- [To do]:
Check each line of the material that follows, and copy those holding the string "meta".

- [Data section]:
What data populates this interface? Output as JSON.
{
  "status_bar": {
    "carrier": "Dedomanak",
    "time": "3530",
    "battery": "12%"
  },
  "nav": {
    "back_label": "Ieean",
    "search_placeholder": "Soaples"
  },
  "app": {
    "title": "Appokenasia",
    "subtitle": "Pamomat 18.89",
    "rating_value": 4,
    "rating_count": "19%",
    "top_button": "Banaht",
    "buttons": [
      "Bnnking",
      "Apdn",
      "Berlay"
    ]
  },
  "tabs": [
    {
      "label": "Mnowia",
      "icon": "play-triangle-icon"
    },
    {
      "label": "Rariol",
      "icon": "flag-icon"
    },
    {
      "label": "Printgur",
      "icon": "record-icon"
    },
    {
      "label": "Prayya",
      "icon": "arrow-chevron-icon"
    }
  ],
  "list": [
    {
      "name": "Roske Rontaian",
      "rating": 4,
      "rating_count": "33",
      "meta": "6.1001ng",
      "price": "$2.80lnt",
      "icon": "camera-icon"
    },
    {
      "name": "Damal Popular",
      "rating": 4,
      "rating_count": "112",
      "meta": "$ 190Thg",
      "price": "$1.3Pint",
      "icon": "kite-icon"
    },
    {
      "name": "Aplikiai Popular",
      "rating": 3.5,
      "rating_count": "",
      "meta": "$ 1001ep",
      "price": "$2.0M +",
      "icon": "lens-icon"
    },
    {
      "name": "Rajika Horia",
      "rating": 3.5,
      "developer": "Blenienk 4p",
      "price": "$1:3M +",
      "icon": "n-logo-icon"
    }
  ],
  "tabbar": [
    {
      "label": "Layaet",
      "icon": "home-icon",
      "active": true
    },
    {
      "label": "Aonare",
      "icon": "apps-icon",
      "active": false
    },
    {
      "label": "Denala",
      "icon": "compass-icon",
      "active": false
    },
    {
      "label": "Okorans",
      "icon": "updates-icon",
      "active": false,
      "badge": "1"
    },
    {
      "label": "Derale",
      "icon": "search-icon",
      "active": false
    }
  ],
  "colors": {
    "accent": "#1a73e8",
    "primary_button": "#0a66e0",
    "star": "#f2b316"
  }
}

- [Result of this task]:
      "meta": "6.1001ng",
      "meta": "$ 190Thg",
      "meta": "$ 1001ep",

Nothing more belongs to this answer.